“There is an assumption that it is difficult, but in truth it doesn’t have to be,” she said.
Steve Crescenzo, CEO of Crescenzo Communications, agreed.
“It is difficult to measure for a lot of internal communicators. The first issue is that they don’t like math. The next issue is that they are intimidated by it. The third issue is that they don’t have a lot of time. So many people are on a hamster wheel pushing out content and they don’t have extra time to measure.
“And the fourth thing is that they don’t know what to measure. So it is difficult, but so is anything worth doing in life,” he said.
Steve believes that communicators then decide not to measure, because it’s too difficult and they don’t have the time or resources. However, then they wonder why they don’t have the status that they would like in the organization.
“It’s because they don’t have the proof that what they do matters. But if it’s not worth measuring, it’s not worth doing,” he said.
An easier way
As someone who has worked in the communications industry for several years, the words of our industry experts really resonated with me. Are we really not measuring because of an instinctive dislike of math, a dislike that probably stems from school geometry classes? Are we really allowing ourselves to be intimidated into not measuring because we think we don’t know how to do it? Is this really one of the main barriers to successful measurement?

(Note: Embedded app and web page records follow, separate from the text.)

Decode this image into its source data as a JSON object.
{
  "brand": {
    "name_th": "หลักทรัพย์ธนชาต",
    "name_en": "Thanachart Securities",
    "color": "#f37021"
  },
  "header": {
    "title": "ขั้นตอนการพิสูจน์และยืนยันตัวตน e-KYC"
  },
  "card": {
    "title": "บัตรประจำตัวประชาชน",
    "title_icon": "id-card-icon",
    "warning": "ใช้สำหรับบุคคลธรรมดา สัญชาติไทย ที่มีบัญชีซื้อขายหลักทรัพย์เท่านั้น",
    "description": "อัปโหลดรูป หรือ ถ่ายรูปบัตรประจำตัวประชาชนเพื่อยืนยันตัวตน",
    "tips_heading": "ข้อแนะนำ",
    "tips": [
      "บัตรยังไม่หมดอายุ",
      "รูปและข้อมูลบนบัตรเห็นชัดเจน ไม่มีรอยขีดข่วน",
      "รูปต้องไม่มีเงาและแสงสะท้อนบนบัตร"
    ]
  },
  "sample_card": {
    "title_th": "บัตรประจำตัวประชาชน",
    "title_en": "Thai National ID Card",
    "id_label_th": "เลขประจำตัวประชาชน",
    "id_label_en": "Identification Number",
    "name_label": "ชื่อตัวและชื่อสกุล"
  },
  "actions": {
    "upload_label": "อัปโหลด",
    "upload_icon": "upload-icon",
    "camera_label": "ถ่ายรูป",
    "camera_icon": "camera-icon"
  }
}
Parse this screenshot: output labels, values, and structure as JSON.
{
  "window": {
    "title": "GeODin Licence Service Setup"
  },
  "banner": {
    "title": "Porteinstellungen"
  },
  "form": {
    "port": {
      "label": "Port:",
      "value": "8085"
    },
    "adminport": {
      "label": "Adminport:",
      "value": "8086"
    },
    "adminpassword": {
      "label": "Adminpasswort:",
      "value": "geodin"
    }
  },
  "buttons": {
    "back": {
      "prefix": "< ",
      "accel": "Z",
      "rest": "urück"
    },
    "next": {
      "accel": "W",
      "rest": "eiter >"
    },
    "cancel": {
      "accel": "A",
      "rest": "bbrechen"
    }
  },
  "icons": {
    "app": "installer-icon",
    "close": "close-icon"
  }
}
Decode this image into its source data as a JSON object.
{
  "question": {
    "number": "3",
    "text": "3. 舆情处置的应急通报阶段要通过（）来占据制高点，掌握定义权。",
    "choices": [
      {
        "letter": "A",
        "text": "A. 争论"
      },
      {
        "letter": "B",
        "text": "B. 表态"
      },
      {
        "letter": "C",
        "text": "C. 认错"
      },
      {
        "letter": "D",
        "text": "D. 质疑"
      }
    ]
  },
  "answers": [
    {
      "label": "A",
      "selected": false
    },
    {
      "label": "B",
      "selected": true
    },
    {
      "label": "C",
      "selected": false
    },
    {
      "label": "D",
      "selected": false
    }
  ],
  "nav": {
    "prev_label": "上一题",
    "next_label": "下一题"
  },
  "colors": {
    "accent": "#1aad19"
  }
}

As a communicator, I relate to words over numbers; paper and conversation over technology. And I relate to the feeling of being intimidated and overwhelmed by the idea of measurement and data.
I picture not knowing where to start. I imagine spending hours poring over spreadsheets, numbers and graphs, using complex technology platforms that I can’t relate to and am probably using incorrectly, and emerging with my head spinning and disappointing results that I don’t know what to do with.
It’s exhausting, and it makes me want to scream “there has to be an easier way!”
I think there is an easier way. In fact, I now realise that measurement is not nearly as complicated or as convoluted, and certainly not as thankless, as my initial reaction would have had me believe.
Seeing the results of the survey, I know I am not alone in having an aversion to terms like measurement and data. Of course, we all know that this reaction is counterproductive. We all know that we should measure, and that measurement will help us achieve so many things. Forgive me for sounding like a cult indoctrinator, but we all know that if we embrace it, measurement will be our friend.
So how do we remove this mental barrier to measurement, and where do we start?
Start small, and take it one step at a time. Remember that technology is there to make our lives easier and simpler, not to make them more complicated. So let it do the work for you.
Start by conducting a channel audit. Identify where you might need to update your technology with software that delivers the metrics and analytics that you need.
Then, set goals. Why are you sending your communications? What do you want to achieve? What do you want to change?
Finally, set some reasonable key performance indicators (KPIs) that will allow you to accurately measure the extent to which you have achieved your goals. These could be very simple activities, such as checking unique page views, time on page, or video view counts and play rates, where applicable.
There is so much more to measure, but overcoming that initial barrier is a good start. Internal communications should belong at the heart of all our organizations. We can’t let a childhood dislike of mathematics stop it from getting there.